FOCUSED: Opener Henry Davids was one of the stars in the Proteas’ win over New Zealand in the series-deciding third and final Twenty20 international in  Port Elizabeth on Wednesday. South Africa won the first match at Kingsmead last week before New Zealand drew level  with a victory at  Buffalo Park at the  weekend. Picture:  GALLO IMAGES
FOCUSED: Opener Henry Davids was one of the stars in the Proteas’ win over New Zealand in the series-deciding third and final Twenty20 international in Port Elizabeth on Wednesday. South Africa won the first match at Kingsmead last week before New Zealand drew level with a victory at Buffalo Park at the weekend. Picture: GALLO IMAGES

PORT ELIZABETH — South Africa won the first trophy available to them in their home summer with victory over New Zealand in the three-match Twenty20 series.

After piling on 179/6, the fifth-highest score posted in the shortest format (at both international and domestic level) at St George’s Park — thanks largely to an 89-run third-wicket stand between Henry Davids and Justin Ontong — Aaron Phangiso and Ryan McLaren ensured South Africa defended it comfortably.

All of New Zealand’s bowlers, save for Mitchell McClenaghan and Ronnie Hira, failed to read the pace of the Port Elizabeth pitch. Against the aggression of Davids and Ontong they gave away too many runs, which allowed the pair to lay the launch-pad for takeoff.

New Zealand did not have the batsmen to do the same. With Martin Guptill and Brendon McCullum at the crease, there was some hope. Once the dominoes began to fall, there was no stopping the slide. Still, New Zealand competed with the hosts with more heart than was expected of them, to hopefully set the tone for the Test matches.

As an example of their ability to ruffle feathers, New Zealand had the hosts in early trouble, even in the absence of Richard Levi.

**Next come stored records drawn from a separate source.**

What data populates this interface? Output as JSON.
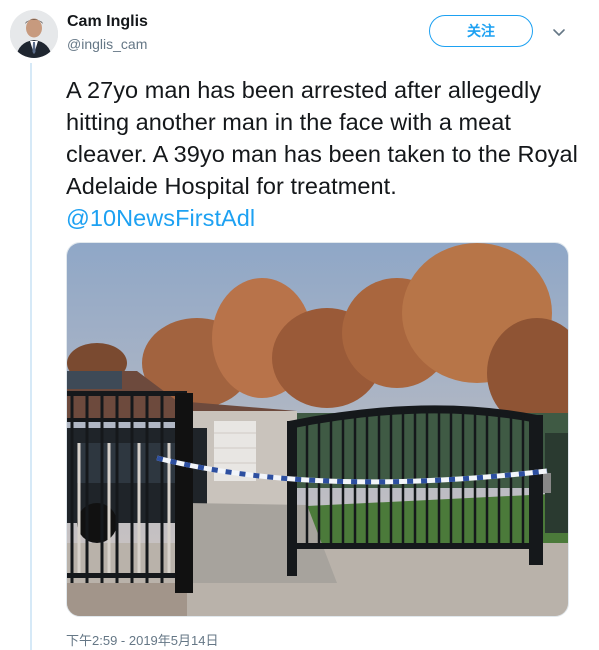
{
  "author": {
    "name": "Cam Inglis",
    "handle": "@inglis_cam"
  },
  "follow_label": "关注",
  "icons": {
    "avatar": "profile-photo",
    "menu": "chevron-down-icon"
  },
  "tweet": {
    "text": "A 27yo man has been arrested after allegedly hitting another man in the face with a meat cleaver. A 39yo man has been taken to the Royal Adelaide Hospital for treatment.",
    "mention": "@10NewsFirstAdl"
  },
  "timestamp": "下午2:59 - 2019年5月14日",
  "colors": {
    "accent": "#1da1f2",
    "text": "#14171a",
    "muted": "#657786"
  }
}
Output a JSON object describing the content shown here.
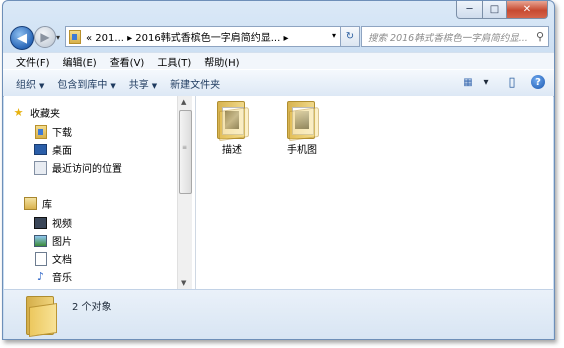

South Africa’s opening partnership stuttered again when Faf du Plessis — who was promoted to bat in his preferred top-two spot — was bowled by Ronnie Hira as he tried to hit through mid-wicket.

Levi’s omission also meant Quinton de Kock was given more responsibility at No3, but his inexperience showed. Instead of rotating strike while Davids kept going, De Kock tried to loft McClenaghan over long-on and got a leading edge.

Corey Anderson ran from mid-off to take the catch at mid-on and De Kock’s series with the bat ended without him living up to the hype.

Davids had none of the same expectation but exceeded all hopes. He displayed a range of classic shots, tinged only with some extra intent.

The drive off the back foot and the pull shot were his hallmarks, but more notable was that he scored off almost every ball he faced. Both he and Ontong pushed each other between the wickets and put pressure on the New Zealand fielders.

The only chance they offered was when Davids went aerial against Doug Bracewell and lobbed the ball to Martin Guptill at short extra cover. Guptill seemed to lose the ball in the background and although he got fingers to it, spilt the chance. Davids was on 32 and went on to more than double his score.

As Davids grew in confidence, so did Ontong, whose assurance swelled against James Franklin. Ontong hit him for back to back sixes: down the ground and then to deep mid-wicket, but Franklin won the mini-battle when Ontong was caught trying to send another slower ball over the leg-side boundary.

Still, he had taken 16 runs off the five balls he faced in that over and South Africa had 116 runs and seven wickets in hand as they approached the last five overs. Those turned out to be the most profitable, even though Davids departed midway through.

South Africa added 63 runs in the final quarter of their innings, thanks to their big hitters. Farhaan Behardien and David Miller both struck the ball cleanly against New Zealand’s clueless death bowlers.

Contrastingly, South Africa’s attack had a firm grip on what was required. Ryan McClaren had Rob Nicol lbw in the first over when he was struck in line of middle and off stump. Guptill showed glimpses of the form he displayed three days ago when his 101 took New Zealand to victory. He drove with power and was assisted by McCullum, who seemed to finally find his placement.

Just as the two batsmen settled, Guptill tried to paddle Phangiso over short fine-leg, but was caught by Robin Peterson. Phangiso claimed another big scalp in his next over, when McCullum thought he had got him over long-off but was caught on the boundary.

New Zealand remained in the hunt and after 11 overs had the same score South Africa had posted — 71 — but had lost two more wickets. Colin Munro edged a McLaren short ball and James Franklin swung to long-on to give Phangiso his third.

The point of no return was reached when Morne Morkel leapt to his left at short third man to send Jimmy Neesham on his way. The required run rate climbed to over 14 an over with six to go and only last rites were left to be performed. Rory Kleinveldt took the ninth wicket, but Morne Morkel finished without reward as a new South African era made itself known.

For New Zealand, much to work on remains. They were suspected to have bled 20 runs too many, but in the end, on 146/9, were almost double that short.

Cricinfo.com